/---

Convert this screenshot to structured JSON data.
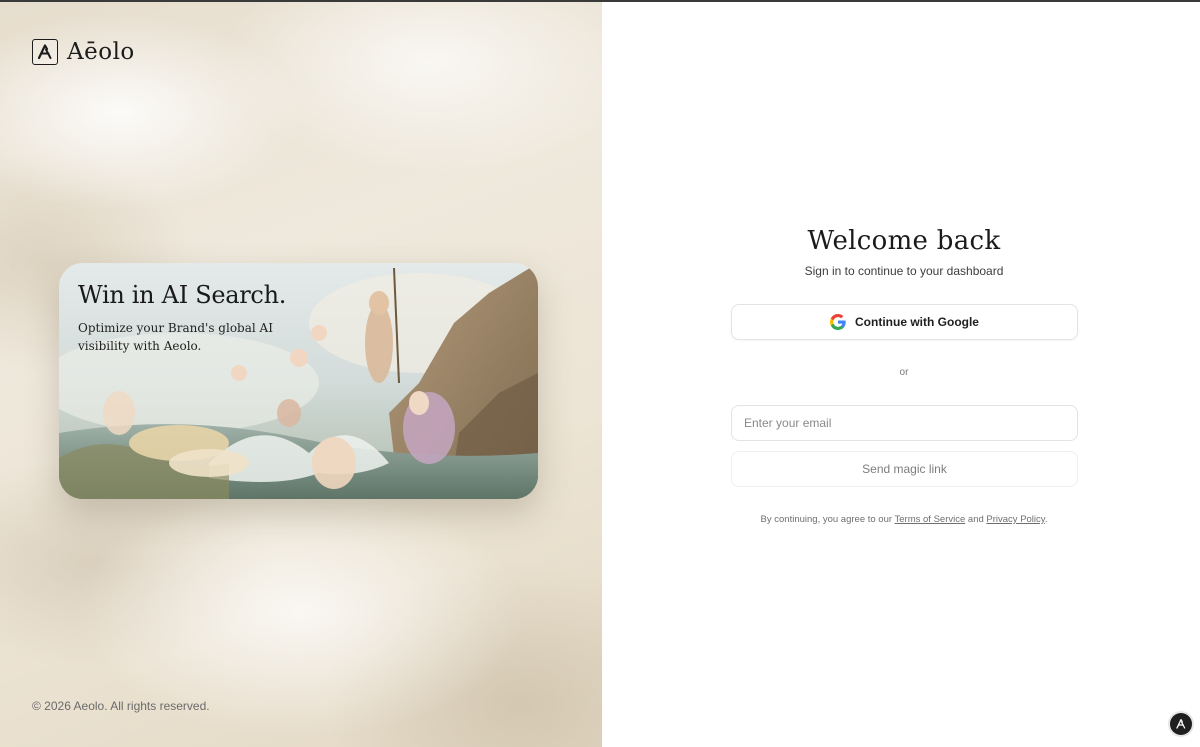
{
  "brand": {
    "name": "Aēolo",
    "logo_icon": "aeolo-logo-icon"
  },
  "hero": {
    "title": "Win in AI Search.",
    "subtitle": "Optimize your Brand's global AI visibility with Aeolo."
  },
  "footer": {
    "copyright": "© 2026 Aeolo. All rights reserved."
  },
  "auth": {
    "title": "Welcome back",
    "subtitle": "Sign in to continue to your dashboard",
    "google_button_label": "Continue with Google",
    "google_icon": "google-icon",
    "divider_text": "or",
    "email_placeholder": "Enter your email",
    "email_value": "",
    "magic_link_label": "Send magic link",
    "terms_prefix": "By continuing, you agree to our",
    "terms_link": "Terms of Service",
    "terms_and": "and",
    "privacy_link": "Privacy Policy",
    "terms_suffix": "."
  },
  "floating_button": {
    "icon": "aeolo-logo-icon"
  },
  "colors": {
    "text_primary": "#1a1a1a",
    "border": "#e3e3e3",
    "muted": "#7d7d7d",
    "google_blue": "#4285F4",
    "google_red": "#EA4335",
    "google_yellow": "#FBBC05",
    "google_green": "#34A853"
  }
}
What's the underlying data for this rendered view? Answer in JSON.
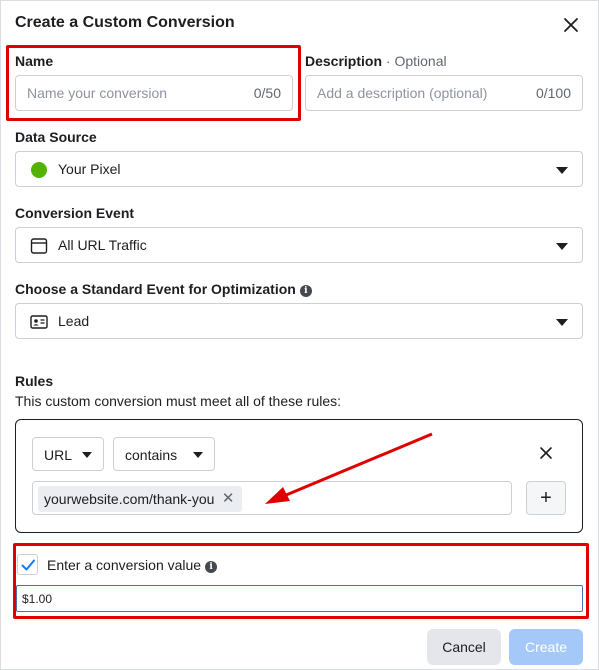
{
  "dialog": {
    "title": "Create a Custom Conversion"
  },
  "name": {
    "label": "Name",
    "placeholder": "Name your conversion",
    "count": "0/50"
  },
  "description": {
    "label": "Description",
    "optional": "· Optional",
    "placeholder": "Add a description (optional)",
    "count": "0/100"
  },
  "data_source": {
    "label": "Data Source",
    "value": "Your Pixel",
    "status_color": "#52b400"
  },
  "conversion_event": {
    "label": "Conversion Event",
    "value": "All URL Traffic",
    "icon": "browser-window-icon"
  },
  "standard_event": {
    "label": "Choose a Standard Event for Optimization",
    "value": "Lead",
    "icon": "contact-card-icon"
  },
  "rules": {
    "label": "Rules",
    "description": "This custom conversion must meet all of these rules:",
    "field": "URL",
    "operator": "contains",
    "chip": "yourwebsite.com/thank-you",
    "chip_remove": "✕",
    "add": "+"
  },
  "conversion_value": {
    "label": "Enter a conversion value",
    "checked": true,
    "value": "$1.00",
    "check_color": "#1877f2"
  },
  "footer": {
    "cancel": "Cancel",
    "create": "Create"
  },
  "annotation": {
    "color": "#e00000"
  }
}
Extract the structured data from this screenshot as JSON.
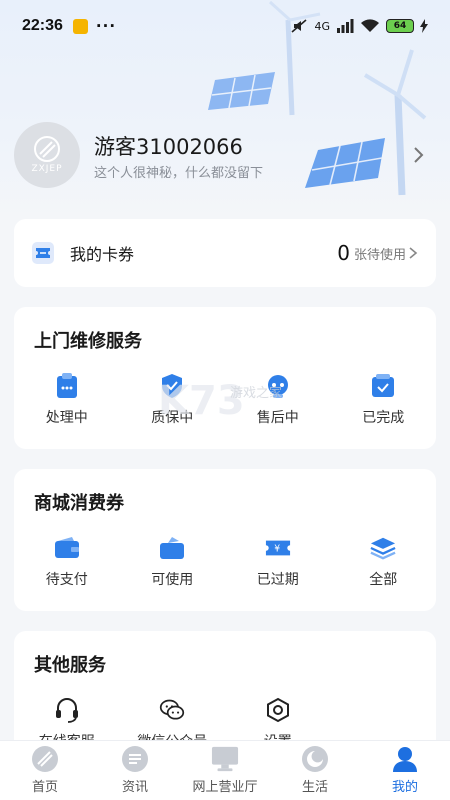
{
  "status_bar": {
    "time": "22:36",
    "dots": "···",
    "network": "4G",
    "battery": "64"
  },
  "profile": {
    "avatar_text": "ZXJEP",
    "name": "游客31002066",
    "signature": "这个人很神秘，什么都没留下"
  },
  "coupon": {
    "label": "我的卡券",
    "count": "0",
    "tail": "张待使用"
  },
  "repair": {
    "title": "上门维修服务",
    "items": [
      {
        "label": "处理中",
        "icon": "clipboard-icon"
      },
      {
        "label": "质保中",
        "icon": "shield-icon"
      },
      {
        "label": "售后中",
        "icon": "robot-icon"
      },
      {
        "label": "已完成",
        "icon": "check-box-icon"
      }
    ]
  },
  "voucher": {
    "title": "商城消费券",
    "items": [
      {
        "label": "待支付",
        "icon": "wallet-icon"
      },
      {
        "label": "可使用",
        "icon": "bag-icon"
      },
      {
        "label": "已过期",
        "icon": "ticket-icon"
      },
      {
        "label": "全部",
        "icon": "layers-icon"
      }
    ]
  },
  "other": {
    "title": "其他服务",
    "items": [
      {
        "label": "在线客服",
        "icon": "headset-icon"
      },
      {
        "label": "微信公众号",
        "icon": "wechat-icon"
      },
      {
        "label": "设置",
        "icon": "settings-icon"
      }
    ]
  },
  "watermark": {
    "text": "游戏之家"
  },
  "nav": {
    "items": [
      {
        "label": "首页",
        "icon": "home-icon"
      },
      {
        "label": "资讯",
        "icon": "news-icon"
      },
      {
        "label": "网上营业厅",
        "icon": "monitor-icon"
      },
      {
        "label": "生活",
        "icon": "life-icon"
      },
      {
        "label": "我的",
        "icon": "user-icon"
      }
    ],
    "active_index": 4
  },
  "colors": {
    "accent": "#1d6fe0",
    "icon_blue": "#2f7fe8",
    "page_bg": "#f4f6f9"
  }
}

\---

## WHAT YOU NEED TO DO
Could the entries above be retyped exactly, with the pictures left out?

## OUTPUT FOR THIS TASK
Convert this screenshot to structured JSON data.
{
  "brand": {
    "name": "Aēolo",
    "logo_icon": "aeolo-logo-icon"
  },
  "hero": {
    "title": "Win in AI Search.",
    "subtitle": "Optimize your Brand's global AI visibility with Aeolo."
  },
  "footer": {
    "copyright": "© 2026 Aeolo. All rights reserved."
  },
  "auth": {
    "title": "Welcome back",
    "subtitle": "Sign in to continue to your dashboard",
    "google_button_label": "Continue with Google",
    "google_icon": "google-icon",
    "divider_text": "or",
    "email_placeholder": "Enter your email",
    "email_value": "",
    "magic_link_label": "Send magic link",
    "terms_prefix": "By continuing, you agree to our",
    "terms_link": "Terms of Service",
    "terms_and": "and",
    "privacy_link": "Privacy Policy",
    "terms_suffix": "."
  },
  "floating_button": {
    "icon": "aeolo-logo-icon"
  },
  "colors": {
    "text_primary": "#1a1a1a",
    "border": "#e3e3e3",
    "muted": "#7d7d7d",
    "google_blue": "#4285F4",
    "google_red": "#EA4335",
    "google_yellow": "#FBBC05",
    "google_green": "#34A853"
  }
}
What's the underlying data for this rendered view? Answer in JSON.
{
  "dialog": {
    "title": "Create a Custom Conversion"
  },
  "name": {
    "label": "Name",
    "placeholder": "Name your conversion",
    "count": "0/50"
  },
  "description": {
    "label": "Description",
    "optional": "· Optional",
    "placeholder": "Add a description (optional)",
    "count": "0/100"
  },
  "data_source": {
    "label": "Data Source",
    "value": "Your Pixel",
    "status_color": "#52b400"
  },
  "conversion_event": {
    "label": "Conversion Event",
    "value": "All URL Traffic",
    "icon": "browser-window-icon"
  },
  "standard_event": {
    "label": "Choose a Standard Event for Optimization",
    "value": "Lead",
    "icon": "contact-card-icon"
  },
  "rules": {
    "label": "Rules",
    "description": "This custom conversion must meet all of these rules:",
    "field": "URL",
    "operator": "contains",
    "chip": "yourwebsite.com/thank-you",
    "chip_remove": "✕",
    "add": "+"
  },
  "conversion_value": {
    "label": "Enter a conversion value",
    "checked": true,
    "value": "$1.00",
    "check_color": "#1877f2"
  },
  "footer": {
    "cancel": "Cancel",
    "create": "Create"
  },
  "annotation": {
    "color": "#e00000"
  }
}
Extract the structured data from this screenshot as JSON.
{
  "status_bar": {
    "time": "22:36",
    "dots": "···",
    "network": "4G",
    "battery": "64"
  },
  "profile": {
    "avatar_text": "ZXJEP",
    "name": "游客31002066",
    "signature": "这个人很神秘，什么都没留下"
  },
  "coupon": {
    "label": "我的卡券",
    "count": "0",
    "tail": "张待使用"
  },
  "repair": {
    "title": "上门维修服务",
    "items": [
      {
        "label": "处理中",
        "icon": "clipboard-icon"
      },
      {
        "label": "质保中",
        "icon": "shield-icon"
      },
      {
        "label": "售后中",
        "icon": "robot-icon"
      },
      {
        "label": "已完成",
        "icon": "check-box-icon"
      }
    ]
  },
  "voucher": {
    "title": "商城消费券",
    "items": [
      {
        "label": "待支付",
        "icon": "wallet-icon"
      },
      {
        "label": "可使用",
        "icon": "bag-icon"
      },
      {
        "label": "已过期",
        "icon": "ticket-icon"
      },
      {
        "label": "全部",
        "icon": "layers-icon"
      }
    ]
  },
  "other": {
    "title": "其他服务",
    "items": [
      {
        "label": "在线客服",
        "icon": "headset-icon"
      },
      {
        "label": "微信公众号",
        "icon": "wechat-icon"
      },
      {
        "label": "设置",
        "icon": "settings-icon"
      }
    ]
  },
  "watermark": {
    "text": "游戏之家"
  },
  "nav": {
    "items": [
      {
        "label": "首页",
        "icon": "home-icon"
      },
      {
        "label": "资讯",
        "icon": "news-icon"
      },
      {
        "label": "网上营业厅",
        "icon": "monitor-icon"
      },
      {
        "label": "生活",
        "icon": "life-icon"
      },
      {
        "label": "我的",
        "icon": "user-icon"
      }
    ],
    "active_index": 4
  },
  "colors": {
    "accent": "#1d6fe0",
    "icon_blue": "#2f7fe8",
    "page_bg": "#f4f6f9"
  }
}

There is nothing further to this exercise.